When the string "icon" appears in a line of the records, show the whole line.

Items from an interface collection:
+-------+

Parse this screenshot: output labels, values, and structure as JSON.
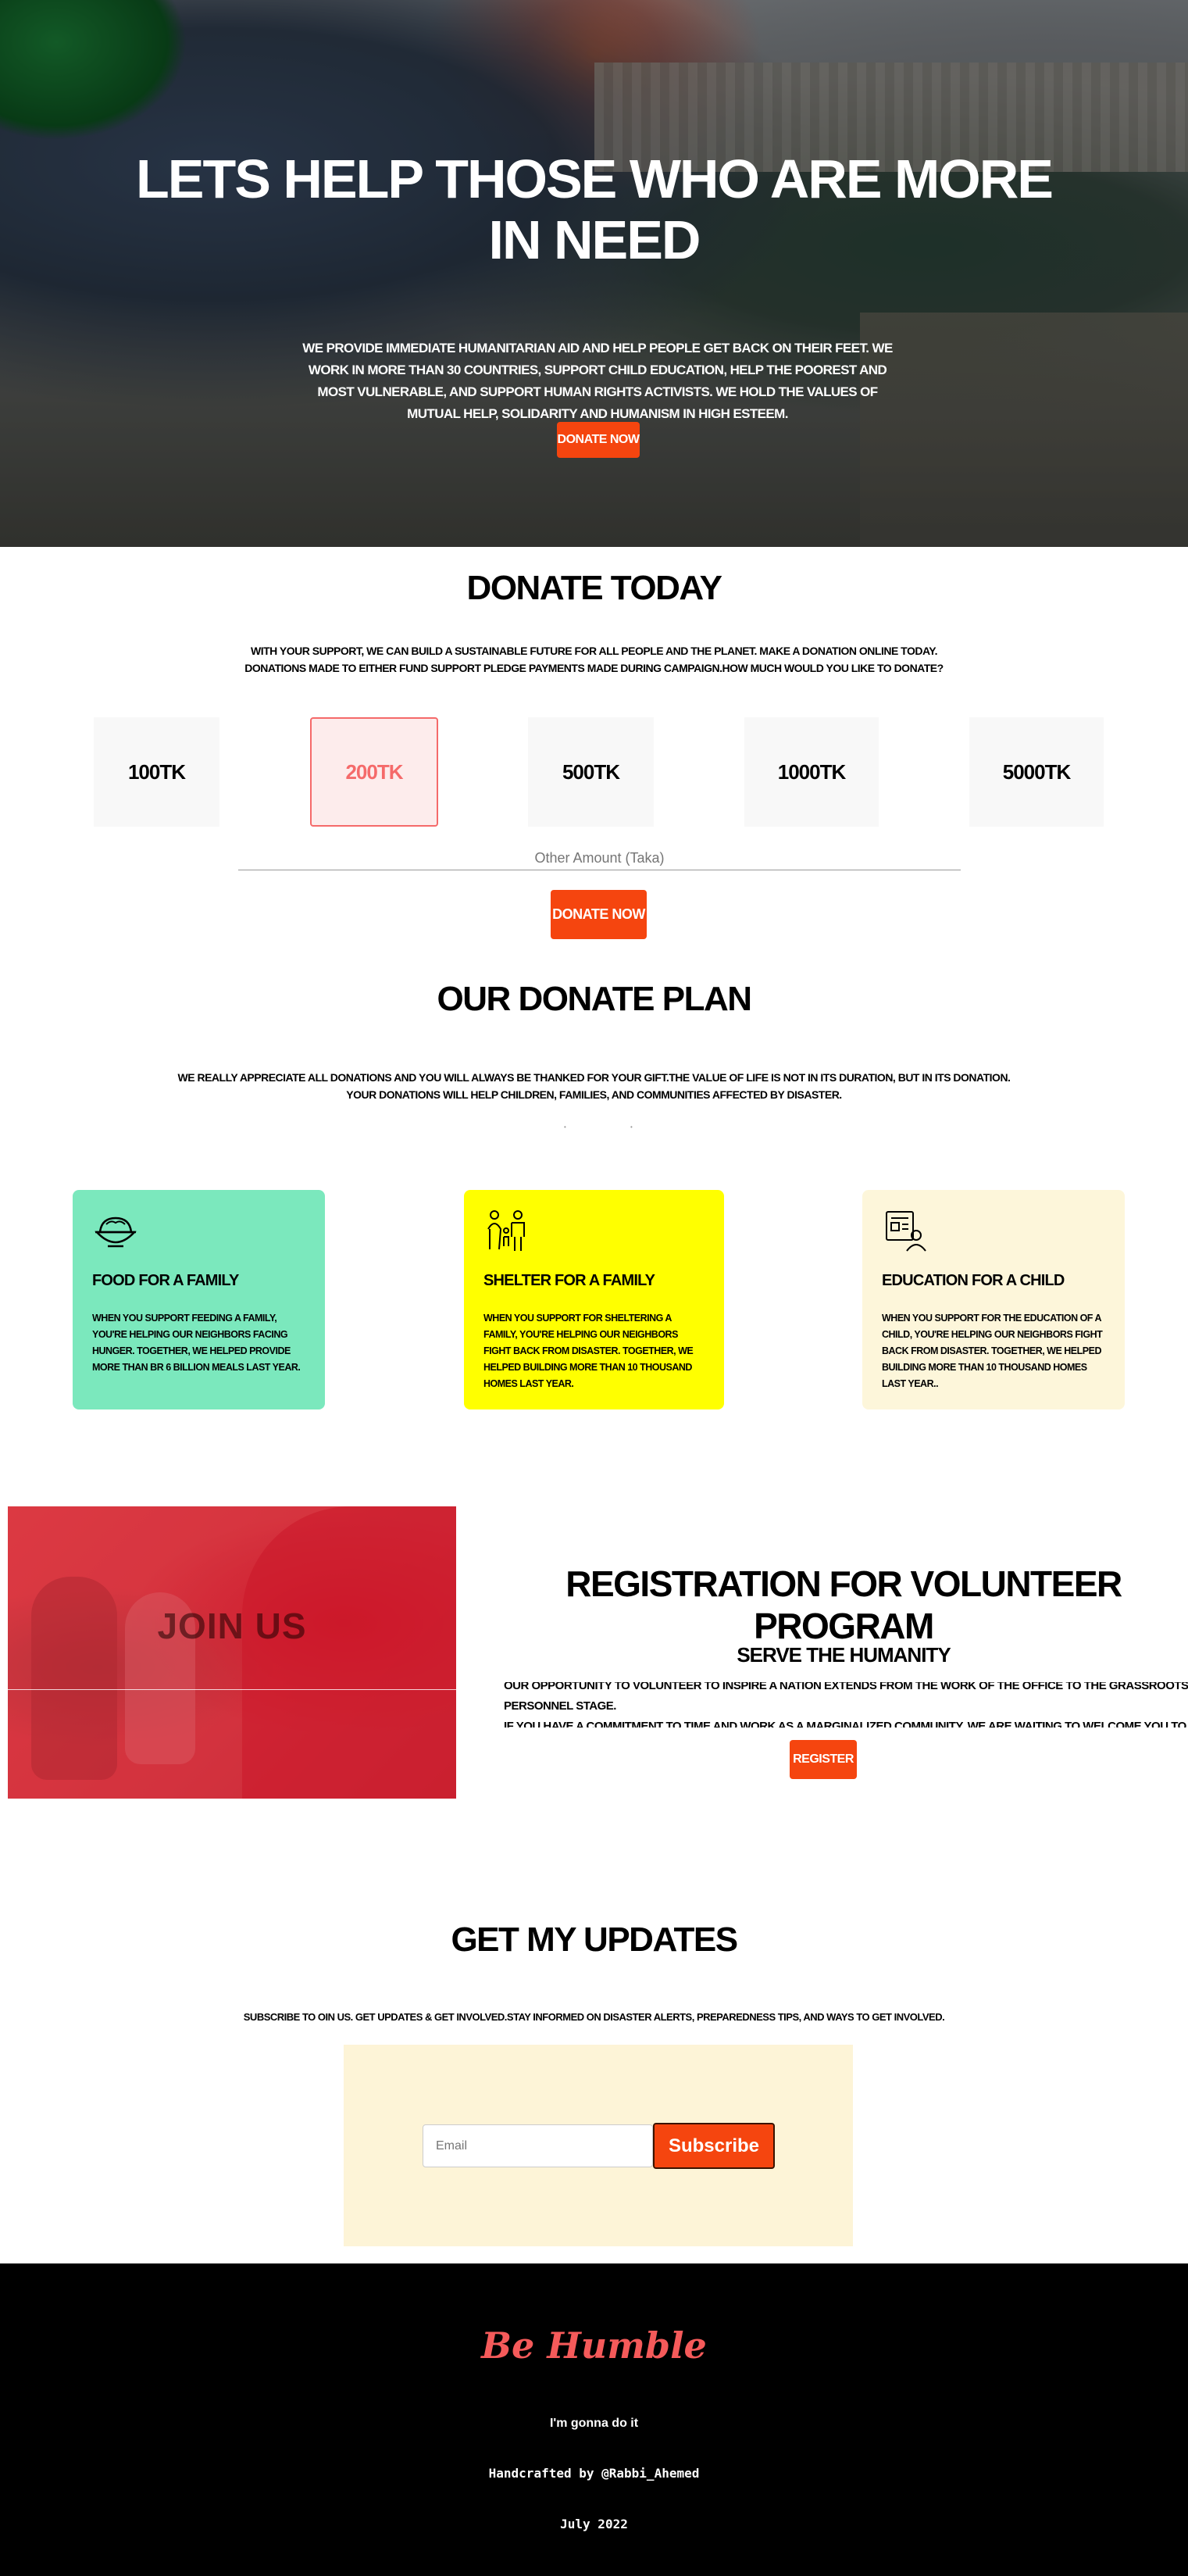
{
  "hero": {
    "title_line1": "LETS HELP THOSE WHO ARE MORE",
    "title_line2": "IN NEED",
    "description": "We provide immediate humanitarian aid and help people get back on their feet. We work in more than 30 countries, support child education, help the poorest and most vulnerable, and support human rights activists. We hold the values of mutual help, solidarity and humanism in high esteem.",
    "button_label": "Donate Now"
  },
  "donate": {
    "title": "Donate Today",
    "description_line1": "With your support, we can build a sustainable future for all people and the planet. Make a donation online today.",
    "description_line2": "Donations made to either fund support pledge payments made during campaign.How much would you like to donate?",
    "amounts": [
      {
        "label": "100TK"
      },
      {
        "label": "200TK"
      },
      {
        "label": "500TK"
      },
      {
        "label": "1000TK"
      },
      {
        "label": "5000TK"
      }
    ],
    "selected_amount": "200TK",
    "other_amount_placeholder": "Other Amount (Taka)",
    "button_label": "Donate Now"
  },
  "plan": {
    "title": "Our Donate Plan",
    "description_line1": "We really appreciate all donations and you will always be thanked for your gift.The value of life is not in its duration, but in its donation.",
    "description_line2": "Your donations will help children, families, and communities affected by disaster.",
    "cards": [
      {
        "title": "Food for a family",
        "text": "When you support feeding a family, you're helping our neighbors facing hunger. Together, we helped provide more than BR 6 billion meals last year.",
        "icon": "food-bowl-icon",
        "color": "#7be8bd"
      },
      {
        "title": "Shelter for a family",
        "text": "When you support for sheltering a family, you're helping our neighbors fight back from disaster. Together, we helped building more than 10 thousand homes last year.",
        "icon": "family-icon",
        "color": "#ffff00"
      },
      {
        "title": "Education for a child",
        "text": "When you support for the education of a child, you're helping our neighbors fight back from disaster. Together, we helped building more than 10 thousand homes last year..",
        "icon": "education-icon",
        "color": "#fdf6da"
      }
    ]
  },
  "volunteer": {
    "image_caption": "JOIN US",
    "title": "Registration for volunteer program",
    "subtitle": "Serve the Humanity",
    "description_line1": "Our opportunity to volunteer to inspire a nation extends from the work of the office to the grassroots personnel stage.",
    "description_line2": "If you have a commitment to time and work as a marginalized community, we are waiting to welcome you to our team.",
    "button_label": "Register"
  },
  "updates": {
    "title": "Get My Updates",
    "description": "Subscribe to oin us. Get updates & get involved.Stay informed on disaster alerts, preparedness tips, and ways to get involved.",
    "email_placeholder": "Email",
    "button_label": "Subscribe"
  },
  "footer": {
    "brand": "Be Humble",
    "tagline": "I'm gonna do it",
    "credit": "Handcrafted by @Rabbi_Ahemed",
    "date": "July 2022"
  },
  "colors": {
    "accent": "#f5450f",
    "selected_border": "#f56a6a",
    "brand": "#f55a5a",
    "footer_bg": "#000000",
    "subscribe_bg": "#fdf4d7"
  }
}
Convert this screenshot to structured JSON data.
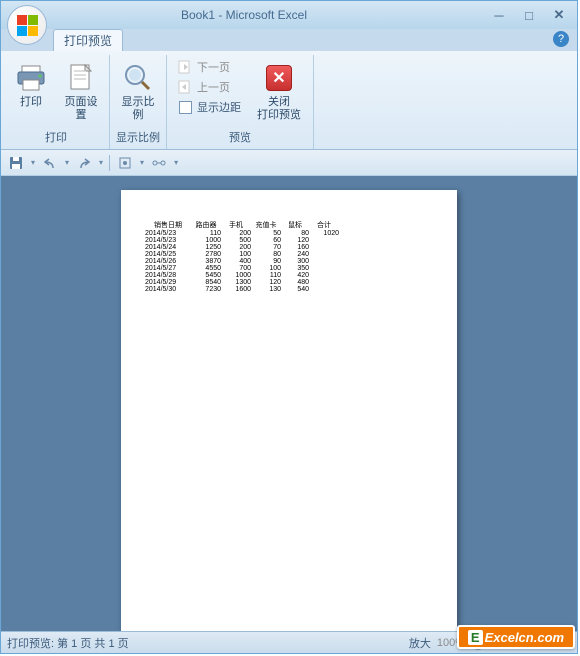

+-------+

- [REPLY]
        "icon": "food-bowl-icon",
        "icon": "family-icon",
        "icon": "education-icon",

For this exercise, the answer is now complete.